In a global first and a new advance for artificial intelligence, whose ramifications remain highly questionable, an AI chatbot described by its creators as the “First Robot Lawyer” in the world is going to defend a human during a court trial.

AI Chatbot Making a Robot Lawyer

The upcoming first-ever court defense of a human, which may have presently unimaginable repercussions for justice and how the court system operates, was announced in a report by the New Scientist.

Emphasizing that AI would break a “new frontier,” the report said the AI robot was going to advise a defendant through the defendant’s phone, The US Sun reported.  

The artificial intelligence “lawyer” will be “listening” to the court proceedings during the defendant’s trial in a court of law.  It will be advising its client on what to say or do in a court of law using an earpiece. 

The “world’s First Robot Lawyer” was created by a company named “DoNotPay,” founded by a man called Joshua Browder. The company said its future AI legal defender is a chatbot.  

The report makes it clear what is now to be tested as a “robot lawyer” was, in fact, developed as a smartphone app for battling parking tickets.

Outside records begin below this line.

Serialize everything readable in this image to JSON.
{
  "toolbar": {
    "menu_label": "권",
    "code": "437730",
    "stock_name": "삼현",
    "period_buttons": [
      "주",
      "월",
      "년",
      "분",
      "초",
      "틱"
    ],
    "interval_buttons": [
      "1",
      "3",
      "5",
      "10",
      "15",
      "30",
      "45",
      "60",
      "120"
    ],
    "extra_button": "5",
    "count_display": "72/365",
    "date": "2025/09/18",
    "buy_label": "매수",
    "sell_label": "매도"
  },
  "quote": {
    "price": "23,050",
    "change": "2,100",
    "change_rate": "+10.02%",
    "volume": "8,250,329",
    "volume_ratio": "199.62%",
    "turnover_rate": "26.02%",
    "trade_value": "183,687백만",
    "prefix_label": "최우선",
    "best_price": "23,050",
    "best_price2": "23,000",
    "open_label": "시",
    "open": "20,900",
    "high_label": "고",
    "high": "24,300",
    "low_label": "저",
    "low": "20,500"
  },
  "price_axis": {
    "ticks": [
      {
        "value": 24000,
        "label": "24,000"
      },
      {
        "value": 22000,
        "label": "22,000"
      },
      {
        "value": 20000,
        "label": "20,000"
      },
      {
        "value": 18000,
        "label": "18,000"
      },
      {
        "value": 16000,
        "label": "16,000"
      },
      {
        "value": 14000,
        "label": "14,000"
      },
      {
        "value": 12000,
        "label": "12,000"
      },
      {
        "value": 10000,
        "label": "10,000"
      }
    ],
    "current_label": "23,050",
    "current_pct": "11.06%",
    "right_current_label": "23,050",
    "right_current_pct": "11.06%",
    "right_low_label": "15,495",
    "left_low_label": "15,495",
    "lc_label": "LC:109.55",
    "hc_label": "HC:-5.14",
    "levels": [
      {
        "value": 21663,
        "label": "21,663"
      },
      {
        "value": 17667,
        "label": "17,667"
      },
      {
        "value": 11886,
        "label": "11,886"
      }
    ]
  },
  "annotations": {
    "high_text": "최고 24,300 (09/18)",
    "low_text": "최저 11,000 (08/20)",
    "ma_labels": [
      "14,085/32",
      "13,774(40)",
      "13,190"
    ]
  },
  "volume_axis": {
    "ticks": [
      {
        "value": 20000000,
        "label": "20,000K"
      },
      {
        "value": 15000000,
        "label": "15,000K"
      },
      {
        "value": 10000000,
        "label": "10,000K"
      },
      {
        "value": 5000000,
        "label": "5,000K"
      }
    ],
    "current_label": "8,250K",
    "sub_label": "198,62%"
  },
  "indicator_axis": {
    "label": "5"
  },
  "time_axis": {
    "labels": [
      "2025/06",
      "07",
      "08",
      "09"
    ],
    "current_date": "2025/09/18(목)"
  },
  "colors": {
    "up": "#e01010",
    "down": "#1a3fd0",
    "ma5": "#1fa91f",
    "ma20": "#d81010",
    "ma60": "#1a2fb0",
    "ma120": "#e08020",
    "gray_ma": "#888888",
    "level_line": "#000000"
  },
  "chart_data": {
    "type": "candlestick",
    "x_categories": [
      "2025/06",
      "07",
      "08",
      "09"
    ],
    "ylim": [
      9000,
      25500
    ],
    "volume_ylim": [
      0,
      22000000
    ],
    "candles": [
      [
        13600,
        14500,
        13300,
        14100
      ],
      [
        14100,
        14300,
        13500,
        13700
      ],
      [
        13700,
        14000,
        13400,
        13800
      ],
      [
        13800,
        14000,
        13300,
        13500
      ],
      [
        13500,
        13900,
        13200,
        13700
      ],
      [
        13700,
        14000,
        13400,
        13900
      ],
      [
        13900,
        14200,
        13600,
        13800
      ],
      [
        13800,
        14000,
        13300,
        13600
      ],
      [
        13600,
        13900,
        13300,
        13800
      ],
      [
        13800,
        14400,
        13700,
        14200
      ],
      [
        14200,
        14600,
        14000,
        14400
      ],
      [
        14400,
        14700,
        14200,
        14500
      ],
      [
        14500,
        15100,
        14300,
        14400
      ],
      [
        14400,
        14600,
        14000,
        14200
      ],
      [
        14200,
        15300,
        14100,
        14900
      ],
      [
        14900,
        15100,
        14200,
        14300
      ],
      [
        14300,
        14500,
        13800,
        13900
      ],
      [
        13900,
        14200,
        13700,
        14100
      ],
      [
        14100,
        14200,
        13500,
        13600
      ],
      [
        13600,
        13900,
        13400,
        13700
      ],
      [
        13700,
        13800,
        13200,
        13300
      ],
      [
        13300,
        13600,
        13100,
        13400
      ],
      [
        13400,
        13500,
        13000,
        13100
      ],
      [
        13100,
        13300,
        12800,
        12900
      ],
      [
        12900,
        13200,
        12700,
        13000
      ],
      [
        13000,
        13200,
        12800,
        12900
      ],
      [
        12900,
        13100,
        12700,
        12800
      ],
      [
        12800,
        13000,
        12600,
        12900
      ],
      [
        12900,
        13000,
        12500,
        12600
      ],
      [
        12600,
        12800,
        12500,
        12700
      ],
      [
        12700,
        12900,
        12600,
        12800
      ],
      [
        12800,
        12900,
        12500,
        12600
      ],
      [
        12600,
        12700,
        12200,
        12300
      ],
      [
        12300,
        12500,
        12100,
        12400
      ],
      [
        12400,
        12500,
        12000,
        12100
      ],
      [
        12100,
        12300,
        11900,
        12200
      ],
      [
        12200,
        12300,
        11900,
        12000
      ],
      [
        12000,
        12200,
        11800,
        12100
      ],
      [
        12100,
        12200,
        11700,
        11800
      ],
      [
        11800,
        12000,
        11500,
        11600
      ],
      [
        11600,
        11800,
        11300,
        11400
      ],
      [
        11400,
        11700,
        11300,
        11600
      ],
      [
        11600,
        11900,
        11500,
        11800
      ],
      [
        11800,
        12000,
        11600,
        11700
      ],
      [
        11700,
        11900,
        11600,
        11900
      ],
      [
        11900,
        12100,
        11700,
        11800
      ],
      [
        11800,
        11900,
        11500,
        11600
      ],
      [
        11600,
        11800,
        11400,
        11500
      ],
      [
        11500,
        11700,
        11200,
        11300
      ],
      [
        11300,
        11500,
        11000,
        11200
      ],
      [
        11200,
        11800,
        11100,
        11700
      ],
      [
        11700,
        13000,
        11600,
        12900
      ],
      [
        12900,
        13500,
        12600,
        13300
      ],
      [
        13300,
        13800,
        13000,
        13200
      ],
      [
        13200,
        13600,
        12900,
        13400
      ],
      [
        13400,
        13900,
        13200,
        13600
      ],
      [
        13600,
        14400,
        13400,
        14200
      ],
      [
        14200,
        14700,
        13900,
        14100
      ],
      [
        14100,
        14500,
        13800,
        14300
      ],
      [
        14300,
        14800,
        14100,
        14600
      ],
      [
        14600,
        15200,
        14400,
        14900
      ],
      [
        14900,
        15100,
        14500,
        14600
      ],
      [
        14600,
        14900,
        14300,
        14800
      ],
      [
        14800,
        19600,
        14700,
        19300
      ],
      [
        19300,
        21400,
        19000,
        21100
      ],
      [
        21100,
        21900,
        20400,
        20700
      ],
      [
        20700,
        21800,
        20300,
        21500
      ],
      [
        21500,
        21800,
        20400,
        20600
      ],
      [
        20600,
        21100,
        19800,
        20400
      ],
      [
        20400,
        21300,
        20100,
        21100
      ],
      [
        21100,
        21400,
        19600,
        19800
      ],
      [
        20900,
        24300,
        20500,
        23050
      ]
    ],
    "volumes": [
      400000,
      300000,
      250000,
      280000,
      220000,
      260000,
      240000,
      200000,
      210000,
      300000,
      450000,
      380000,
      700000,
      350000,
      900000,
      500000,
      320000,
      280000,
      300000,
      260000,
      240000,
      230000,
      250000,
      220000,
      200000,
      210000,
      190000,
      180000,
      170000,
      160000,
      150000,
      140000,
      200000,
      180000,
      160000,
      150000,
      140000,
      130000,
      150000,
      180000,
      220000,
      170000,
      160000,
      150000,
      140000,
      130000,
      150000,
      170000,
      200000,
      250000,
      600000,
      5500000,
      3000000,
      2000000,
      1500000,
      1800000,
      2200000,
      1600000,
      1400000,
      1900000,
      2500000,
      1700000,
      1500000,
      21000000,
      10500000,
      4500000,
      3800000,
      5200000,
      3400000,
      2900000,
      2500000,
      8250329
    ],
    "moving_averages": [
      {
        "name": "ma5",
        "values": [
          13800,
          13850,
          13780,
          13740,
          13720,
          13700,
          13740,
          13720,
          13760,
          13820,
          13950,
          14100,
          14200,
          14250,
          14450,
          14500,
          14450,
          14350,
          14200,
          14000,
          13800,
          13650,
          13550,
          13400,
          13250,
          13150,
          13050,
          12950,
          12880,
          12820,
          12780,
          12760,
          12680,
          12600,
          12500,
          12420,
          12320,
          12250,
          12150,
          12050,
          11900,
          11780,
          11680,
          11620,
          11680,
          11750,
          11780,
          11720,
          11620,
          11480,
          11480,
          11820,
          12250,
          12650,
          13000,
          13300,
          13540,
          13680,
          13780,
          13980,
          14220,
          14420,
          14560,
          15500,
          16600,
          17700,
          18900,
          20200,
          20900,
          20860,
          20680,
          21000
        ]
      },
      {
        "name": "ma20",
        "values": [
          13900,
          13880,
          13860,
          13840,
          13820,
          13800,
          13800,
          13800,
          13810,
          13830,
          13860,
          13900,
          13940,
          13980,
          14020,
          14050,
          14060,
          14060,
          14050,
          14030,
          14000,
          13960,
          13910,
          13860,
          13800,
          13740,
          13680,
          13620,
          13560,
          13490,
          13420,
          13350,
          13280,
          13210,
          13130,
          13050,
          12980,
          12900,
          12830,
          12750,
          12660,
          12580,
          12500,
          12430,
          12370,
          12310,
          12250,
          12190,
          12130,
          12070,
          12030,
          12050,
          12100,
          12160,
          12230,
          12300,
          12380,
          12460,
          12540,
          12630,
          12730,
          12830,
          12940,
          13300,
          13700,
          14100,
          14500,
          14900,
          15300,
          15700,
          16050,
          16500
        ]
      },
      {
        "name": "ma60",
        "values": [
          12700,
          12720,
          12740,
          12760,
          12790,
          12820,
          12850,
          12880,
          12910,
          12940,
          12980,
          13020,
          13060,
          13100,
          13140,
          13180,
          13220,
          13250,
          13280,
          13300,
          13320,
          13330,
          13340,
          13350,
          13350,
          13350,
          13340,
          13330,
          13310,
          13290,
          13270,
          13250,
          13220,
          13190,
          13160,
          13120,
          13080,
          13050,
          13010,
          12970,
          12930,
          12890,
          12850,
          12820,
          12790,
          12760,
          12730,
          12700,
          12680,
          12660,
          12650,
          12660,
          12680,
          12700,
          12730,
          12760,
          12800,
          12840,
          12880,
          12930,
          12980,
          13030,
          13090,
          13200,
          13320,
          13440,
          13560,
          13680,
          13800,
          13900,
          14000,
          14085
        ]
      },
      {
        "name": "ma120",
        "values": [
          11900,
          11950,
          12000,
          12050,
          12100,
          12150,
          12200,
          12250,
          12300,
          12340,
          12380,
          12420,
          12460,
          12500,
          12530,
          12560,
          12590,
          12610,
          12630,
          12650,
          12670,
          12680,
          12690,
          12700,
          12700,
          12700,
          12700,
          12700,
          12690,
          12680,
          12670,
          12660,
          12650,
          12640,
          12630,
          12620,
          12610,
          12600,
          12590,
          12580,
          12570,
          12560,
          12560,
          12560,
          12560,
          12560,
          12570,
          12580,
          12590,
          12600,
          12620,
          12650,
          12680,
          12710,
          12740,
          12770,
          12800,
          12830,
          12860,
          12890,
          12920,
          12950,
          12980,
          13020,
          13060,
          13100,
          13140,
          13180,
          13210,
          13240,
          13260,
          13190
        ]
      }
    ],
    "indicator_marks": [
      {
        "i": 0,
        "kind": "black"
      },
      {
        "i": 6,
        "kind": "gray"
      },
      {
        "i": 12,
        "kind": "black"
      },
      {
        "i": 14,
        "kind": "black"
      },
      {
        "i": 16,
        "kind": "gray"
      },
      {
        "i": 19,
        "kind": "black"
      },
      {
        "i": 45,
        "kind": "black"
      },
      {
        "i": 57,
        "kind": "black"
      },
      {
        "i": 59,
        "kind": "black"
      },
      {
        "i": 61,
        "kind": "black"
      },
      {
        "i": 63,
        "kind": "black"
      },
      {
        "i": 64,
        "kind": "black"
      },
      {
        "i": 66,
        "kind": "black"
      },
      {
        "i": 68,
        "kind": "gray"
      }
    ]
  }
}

However, it was later expanded towards offering additional services of various natures. That includes a function to explain complex topics to people who need help understanding them.

The DoNotPay company website proudly proclaims its app is “the home” of the first robot lawyer in the world.

Claims to Be Able to Handle ‘More Complex Topics’

It also claims its artificial intelligence chatbot could perform multiple functions at the press of a button. Those include “fighting corporations, beating bureaucracy, and suing anybody.”

The DoNotPay website contains a list of features that its chatbox has been “equipped to handle.” These range from “college fee waivers” and “connecting people with inmates” to “helping out users with bills and rent” and “facilitating divorce certificates.” 

The list includes its initial function – providing advice in order to avoid having to pay a parking ticket. The DoNotPay chatbot can give advice on “more complex topics.” Those include setting up fake credit card numbers and fake phone numbers.

Thus, the AI chatbot would supposedly help users avoid the payment of additional fees and provides for more accessible and better filtering of spam.

The subscription service for the DoNotPay AI chatbot app costs $36.00 per year. The report says the first-ever court in which a human is defended by a robot lawyer will be held sometime in February.

However, the app is presently keeping the trial’s exact dates and locations secret. At the present stage, the announcement that a robot lawyer would be defending a human in a court of law is raising many more questions than it is answering.

For instance, it remains to be seen whether – if a robot lawyer is successful – that will lead to the reduction or disappearance of legal fees or even lawyers.

This article appeared in Mainstpress and has been published here with permission.